[Source data]
»»
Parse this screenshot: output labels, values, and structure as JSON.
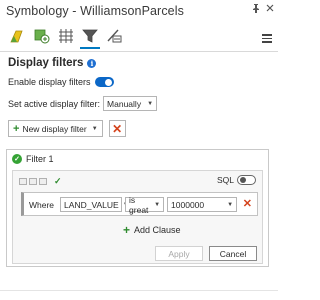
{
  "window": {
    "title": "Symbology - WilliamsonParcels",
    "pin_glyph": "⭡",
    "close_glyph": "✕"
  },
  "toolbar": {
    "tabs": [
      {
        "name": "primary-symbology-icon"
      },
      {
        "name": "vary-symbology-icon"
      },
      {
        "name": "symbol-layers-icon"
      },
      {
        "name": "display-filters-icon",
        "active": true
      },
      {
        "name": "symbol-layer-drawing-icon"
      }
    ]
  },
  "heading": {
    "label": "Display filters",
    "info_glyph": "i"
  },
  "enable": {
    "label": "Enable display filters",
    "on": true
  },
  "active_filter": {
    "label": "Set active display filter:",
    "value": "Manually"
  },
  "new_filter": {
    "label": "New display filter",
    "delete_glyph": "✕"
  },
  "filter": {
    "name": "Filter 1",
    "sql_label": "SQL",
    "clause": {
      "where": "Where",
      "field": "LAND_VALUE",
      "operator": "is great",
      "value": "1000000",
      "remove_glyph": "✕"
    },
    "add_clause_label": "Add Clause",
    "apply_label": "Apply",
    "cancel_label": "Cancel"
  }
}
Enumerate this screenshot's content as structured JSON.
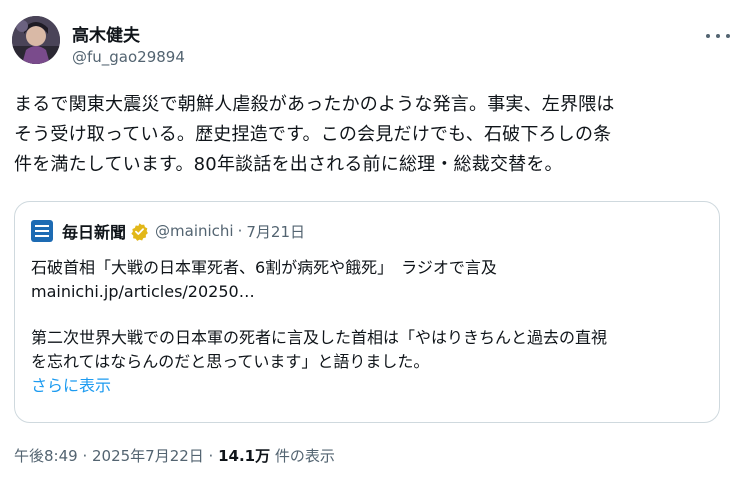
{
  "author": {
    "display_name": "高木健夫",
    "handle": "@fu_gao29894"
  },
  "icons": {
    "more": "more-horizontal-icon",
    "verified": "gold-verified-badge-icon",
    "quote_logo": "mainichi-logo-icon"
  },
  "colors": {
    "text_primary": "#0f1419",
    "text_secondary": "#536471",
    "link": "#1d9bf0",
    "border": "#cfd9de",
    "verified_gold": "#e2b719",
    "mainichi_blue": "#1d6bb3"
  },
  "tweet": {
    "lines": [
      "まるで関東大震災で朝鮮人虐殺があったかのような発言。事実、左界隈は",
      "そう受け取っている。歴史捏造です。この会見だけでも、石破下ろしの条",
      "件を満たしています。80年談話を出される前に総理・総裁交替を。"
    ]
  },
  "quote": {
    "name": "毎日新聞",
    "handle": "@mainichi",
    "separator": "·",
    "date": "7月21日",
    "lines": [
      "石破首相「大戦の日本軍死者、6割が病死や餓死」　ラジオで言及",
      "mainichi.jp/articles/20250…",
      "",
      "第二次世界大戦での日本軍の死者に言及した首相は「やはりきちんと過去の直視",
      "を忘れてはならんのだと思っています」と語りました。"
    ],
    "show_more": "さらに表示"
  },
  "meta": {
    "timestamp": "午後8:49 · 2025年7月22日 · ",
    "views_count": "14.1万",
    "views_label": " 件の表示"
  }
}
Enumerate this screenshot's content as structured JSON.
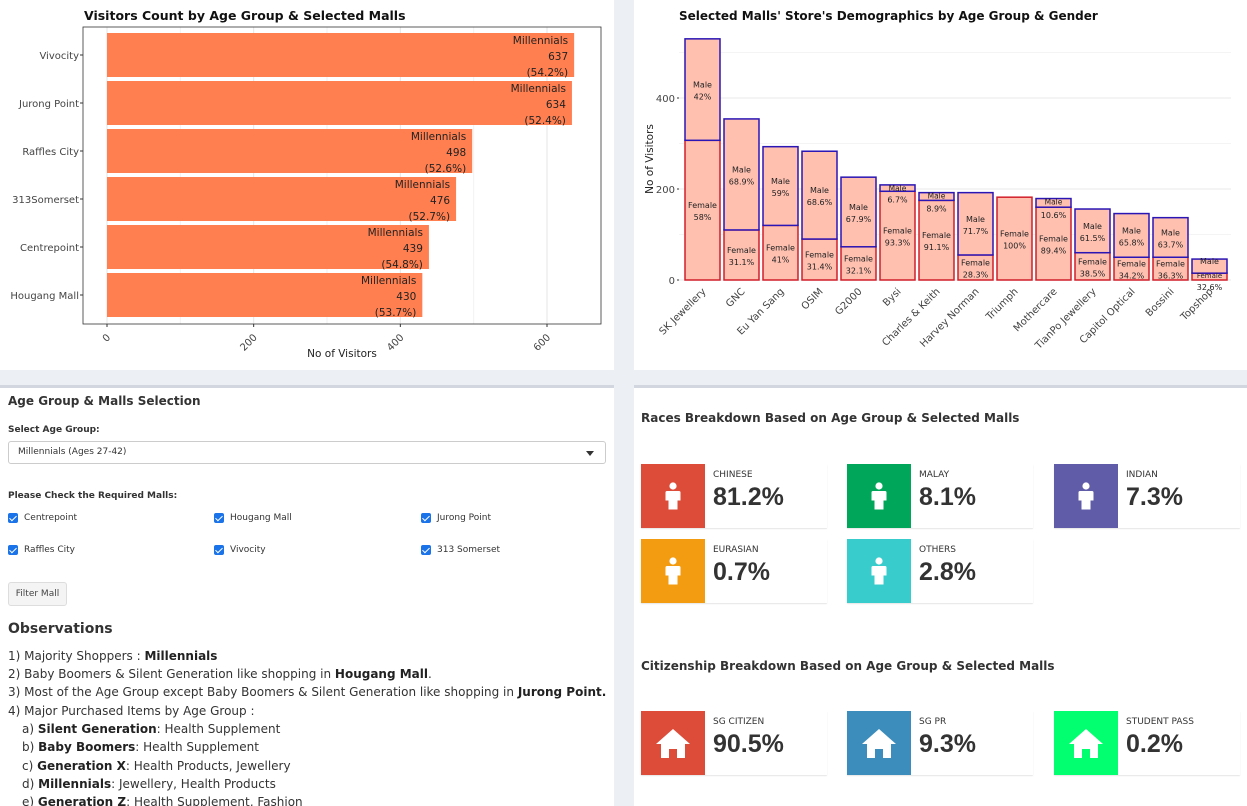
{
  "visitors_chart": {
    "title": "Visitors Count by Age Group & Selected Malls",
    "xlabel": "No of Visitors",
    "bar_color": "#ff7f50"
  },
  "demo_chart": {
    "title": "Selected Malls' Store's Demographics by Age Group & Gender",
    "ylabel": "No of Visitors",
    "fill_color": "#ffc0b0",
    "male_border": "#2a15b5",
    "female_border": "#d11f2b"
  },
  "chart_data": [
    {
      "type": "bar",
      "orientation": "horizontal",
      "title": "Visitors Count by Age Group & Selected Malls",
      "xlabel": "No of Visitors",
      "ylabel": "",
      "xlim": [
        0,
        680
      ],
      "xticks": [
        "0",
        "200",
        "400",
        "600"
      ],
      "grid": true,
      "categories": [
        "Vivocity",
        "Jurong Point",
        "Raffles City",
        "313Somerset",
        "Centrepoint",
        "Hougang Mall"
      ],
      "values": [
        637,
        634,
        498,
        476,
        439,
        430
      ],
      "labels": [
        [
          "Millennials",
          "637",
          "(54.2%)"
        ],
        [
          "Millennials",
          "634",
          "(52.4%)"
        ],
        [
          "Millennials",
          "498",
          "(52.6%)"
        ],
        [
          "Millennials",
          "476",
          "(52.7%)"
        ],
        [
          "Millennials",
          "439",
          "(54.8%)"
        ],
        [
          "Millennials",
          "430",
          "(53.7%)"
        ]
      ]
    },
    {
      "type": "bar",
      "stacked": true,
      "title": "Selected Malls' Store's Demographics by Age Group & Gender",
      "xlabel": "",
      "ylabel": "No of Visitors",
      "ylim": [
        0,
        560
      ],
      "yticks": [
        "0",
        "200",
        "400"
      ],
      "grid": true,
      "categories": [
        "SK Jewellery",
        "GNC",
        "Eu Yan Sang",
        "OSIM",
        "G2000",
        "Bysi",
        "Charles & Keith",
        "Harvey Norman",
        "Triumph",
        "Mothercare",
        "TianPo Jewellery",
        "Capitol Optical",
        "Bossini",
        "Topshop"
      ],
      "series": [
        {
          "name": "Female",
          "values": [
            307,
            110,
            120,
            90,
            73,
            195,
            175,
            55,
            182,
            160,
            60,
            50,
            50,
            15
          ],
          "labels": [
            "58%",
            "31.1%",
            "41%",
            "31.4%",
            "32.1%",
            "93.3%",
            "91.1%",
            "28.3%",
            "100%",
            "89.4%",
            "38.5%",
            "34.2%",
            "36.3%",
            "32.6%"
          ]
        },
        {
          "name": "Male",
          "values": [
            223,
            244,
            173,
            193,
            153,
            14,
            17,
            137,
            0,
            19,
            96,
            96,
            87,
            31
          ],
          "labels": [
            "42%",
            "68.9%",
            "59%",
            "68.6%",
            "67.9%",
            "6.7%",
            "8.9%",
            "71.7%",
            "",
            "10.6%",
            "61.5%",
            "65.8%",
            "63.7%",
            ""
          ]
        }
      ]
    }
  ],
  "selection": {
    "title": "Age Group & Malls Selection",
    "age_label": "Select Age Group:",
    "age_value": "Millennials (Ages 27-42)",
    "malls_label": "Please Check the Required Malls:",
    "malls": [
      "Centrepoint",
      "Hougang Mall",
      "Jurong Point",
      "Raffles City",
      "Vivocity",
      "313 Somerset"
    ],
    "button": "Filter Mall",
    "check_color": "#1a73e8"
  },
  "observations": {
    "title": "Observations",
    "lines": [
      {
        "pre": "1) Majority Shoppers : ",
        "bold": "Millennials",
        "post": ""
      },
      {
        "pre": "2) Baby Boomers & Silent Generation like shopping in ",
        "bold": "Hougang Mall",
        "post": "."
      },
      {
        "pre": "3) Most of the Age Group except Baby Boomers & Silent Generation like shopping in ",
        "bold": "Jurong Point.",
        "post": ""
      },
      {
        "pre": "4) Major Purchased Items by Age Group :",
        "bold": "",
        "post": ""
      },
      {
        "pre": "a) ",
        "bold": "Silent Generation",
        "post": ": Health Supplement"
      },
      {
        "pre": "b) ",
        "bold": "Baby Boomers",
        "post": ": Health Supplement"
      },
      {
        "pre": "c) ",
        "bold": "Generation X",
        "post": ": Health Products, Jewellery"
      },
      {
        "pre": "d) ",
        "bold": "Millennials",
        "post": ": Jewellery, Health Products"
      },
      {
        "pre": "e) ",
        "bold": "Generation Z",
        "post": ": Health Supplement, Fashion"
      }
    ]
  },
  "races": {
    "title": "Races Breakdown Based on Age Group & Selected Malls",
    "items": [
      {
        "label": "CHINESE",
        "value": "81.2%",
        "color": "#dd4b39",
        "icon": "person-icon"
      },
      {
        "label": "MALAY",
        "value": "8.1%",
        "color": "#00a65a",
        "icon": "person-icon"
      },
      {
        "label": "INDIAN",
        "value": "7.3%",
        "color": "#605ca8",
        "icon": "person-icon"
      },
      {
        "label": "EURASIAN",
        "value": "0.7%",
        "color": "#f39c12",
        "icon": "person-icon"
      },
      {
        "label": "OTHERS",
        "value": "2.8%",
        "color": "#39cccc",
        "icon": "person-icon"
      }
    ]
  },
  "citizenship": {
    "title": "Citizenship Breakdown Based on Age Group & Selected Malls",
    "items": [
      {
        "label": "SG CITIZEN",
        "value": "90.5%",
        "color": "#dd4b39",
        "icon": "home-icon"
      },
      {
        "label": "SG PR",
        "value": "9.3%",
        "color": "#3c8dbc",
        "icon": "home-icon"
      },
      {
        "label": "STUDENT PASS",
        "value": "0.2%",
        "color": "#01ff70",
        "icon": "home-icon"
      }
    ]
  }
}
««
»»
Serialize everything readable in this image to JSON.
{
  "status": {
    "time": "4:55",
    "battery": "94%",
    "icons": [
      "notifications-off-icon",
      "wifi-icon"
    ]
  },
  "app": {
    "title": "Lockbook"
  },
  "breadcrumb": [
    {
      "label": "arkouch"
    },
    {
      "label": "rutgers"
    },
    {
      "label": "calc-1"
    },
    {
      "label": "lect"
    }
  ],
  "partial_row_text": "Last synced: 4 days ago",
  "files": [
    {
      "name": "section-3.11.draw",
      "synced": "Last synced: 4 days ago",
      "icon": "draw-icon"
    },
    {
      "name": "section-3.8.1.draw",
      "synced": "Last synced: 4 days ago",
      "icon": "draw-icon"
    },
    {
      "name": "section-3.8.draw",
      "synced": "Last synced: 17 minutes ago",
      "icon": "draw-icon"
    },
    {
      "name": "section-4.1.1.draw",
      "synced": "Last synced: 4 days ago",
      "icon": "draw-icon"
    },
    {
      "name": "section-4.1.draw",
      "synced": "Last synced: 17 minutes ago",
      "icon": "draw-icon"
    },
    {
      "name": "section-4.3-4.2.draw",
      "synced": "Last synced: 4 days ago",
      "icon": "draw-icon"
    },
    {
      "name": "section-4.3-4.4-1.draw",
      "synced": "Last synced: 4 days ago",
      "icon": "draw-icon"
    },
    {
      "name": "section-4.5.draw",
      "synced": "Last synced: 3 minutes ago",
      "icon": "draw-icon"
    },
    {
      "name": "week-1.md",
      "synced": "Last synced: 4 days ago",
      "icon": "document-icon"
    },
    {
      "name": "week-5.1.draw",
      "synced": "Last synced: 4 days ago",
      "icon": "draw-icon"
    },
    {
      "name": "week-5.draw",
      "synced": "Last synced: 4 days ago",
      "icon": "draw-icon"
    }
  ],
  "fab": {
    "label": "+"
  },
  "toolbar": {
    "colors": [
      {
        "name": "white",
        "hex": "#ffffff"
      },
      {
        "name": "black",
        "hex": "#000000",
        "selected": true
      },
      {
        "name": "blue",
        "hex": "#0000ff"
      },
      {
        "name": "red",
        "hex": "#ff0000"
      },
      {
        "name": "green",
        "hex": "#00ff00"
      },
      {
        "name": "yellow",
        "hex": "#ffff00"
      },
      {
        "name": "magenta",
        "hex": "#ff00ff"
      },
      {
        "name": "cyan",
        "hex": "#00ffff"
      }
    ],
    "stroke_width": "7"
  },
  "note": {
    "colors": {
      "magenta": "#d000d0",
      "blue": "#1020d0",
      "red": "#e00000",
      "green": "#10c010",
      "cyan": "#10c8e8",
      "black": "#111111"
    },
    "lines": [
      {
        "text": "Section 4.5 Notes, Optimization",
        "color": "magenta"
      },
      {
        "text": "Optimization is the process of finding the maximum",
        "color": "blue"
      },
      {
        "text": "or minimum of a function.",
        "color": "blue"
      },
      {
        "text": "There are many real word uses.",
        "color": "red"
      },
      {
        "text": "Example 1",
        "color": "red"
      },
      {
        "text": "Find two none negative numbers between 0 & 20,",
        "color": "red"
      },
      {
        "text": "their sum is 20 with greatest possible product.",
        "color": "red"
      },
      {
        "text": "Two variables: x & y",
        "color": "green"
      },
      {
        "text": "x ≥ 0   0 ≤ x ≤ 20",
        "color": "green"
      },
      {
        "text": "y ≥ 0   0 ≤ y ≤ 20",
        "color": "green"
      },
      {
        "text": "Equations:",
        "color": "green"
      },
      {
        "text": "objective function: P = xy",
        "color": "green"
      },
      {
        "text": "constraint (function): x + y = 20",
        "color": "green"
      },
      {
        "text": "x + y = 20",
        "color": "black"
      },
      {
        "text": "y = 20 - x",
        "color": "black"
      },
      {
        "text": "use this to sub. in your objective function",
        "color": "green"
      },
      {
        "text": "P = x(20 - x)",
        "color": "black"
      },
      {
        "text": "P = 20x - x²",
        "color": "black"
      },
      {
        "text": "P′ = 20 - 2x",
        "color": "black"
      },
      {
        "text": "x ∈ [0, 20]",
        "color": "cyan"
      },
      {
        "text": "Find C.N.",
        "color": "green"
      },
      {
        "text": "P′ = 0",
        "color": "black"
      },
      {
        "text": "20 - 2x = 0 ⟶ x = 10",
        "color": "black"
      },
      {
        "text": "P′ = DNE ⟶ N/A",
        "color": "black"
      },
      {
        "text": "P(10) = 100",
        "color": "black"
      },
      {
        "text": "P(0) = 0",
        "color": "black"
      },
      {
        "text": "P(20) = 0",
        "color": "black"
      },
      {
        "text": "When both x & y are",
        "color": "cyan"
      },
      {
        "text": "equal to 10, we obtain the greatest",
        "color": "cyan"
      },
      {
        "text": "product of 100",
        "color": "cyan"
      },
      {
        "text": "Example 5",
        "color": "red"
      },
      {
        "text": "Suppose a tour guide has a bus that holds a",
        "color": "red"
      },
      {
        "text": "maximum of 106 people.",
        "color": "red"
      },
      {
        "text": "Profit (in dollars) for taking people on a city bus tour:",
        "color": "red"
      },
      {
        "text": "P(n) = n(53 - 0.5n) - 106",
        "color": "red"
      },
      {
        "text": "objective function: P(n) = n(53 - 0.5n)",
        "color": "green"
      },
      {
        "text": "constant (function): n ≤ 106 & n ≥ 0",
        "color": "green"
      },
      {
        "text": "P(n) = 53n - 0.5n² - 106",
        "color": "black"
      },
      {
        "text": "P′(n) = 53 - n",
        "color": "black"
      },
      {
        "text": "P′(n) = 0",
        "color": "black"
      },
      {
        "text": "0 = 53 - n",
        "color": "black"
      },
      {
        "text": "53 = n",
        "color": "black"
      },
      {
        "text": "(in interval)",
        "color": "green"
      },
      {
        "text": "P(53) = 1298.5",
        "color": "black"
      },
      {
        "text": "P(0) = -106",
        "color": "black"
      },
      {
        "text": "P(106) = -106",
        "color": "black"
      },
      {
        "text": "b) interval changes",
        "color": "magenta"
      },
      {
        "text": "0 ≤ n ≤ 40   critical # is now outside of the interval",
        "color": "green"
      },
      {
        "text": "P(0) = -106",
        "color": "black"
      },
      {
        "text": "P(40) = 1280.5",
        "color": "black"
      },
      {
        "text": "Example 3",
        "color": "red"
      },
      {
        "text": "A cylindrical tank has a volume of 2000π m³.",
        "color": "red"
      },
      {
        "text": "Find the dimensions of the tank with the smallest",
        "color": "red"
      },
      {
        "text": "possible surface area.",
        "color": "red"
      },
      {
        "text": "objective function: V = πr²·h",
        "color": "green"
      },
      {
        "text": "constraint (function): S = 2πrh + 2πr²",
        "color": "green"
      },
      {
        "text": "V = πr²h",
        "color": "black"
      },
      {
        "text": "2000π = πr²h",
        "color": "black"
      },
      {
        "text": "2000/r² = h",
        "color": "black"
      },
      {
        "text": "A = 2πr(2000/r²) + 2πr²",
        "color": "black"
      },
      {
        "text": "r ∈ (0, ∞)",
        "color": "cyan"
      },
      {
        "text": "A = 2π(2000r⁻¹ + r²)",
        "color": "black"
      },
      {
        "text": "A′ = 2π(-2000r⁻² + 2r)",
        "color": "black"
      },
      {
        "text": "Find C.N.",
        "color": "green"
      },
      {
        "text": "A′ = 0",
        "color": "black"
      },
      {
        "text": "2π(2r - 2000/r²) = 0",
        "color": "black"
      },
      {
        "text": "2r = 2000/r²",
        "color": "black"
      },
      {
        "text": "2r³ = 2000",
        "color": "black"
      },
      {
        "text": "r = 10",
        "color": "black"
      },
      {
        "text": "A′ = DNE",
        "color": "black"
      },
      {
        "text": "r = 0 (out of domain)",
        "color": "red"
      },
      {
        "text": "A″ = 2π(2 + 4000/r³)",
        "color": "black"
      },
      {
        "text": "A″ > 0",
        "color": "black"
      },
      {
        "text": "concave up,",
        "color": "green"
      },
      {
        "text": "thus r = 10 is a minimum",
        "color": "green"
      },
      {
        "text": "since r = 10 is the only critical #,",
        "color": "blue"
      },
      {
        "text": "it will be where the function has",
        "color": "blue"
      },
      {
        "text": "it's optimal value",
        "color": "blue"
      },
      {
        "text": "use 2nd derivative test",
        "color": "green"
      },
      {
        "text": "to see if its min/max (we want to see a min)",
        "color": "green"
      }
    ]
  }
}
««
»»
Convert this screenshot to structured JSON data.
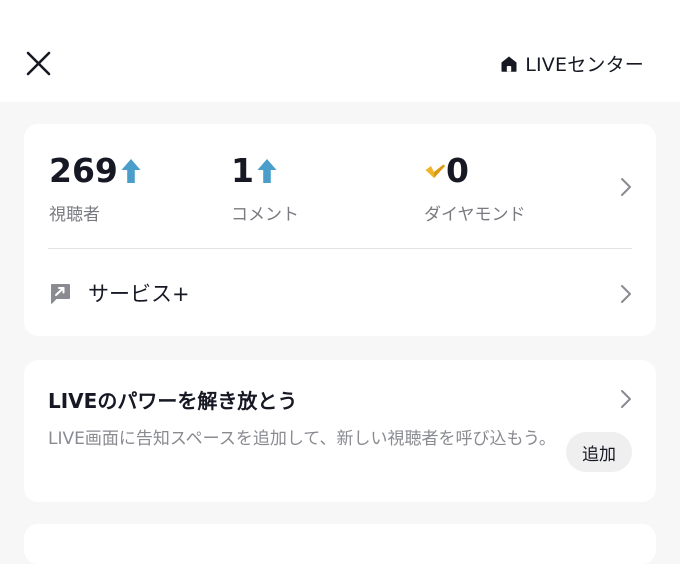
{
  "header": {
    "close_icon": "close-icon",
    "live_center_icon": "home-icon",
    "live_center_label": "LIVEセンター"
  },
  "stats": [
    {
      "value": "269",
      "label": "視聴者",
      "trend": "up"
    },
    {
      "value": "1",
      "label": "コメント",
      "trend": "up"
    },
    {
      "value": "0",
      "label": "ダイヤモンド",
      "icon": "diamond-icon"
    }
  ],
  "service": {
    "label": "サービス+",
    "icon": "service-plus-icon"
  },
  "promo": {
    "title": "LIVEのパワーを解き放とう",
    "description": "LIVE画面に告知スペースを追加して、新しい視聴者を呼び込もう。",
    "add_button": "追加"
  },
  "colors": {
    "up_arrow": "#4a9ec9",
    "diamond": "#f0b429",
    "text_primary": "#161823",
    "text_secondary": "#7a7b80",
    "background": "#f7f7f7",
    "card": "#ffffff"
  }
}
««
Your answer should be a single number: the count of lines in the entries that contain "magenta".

4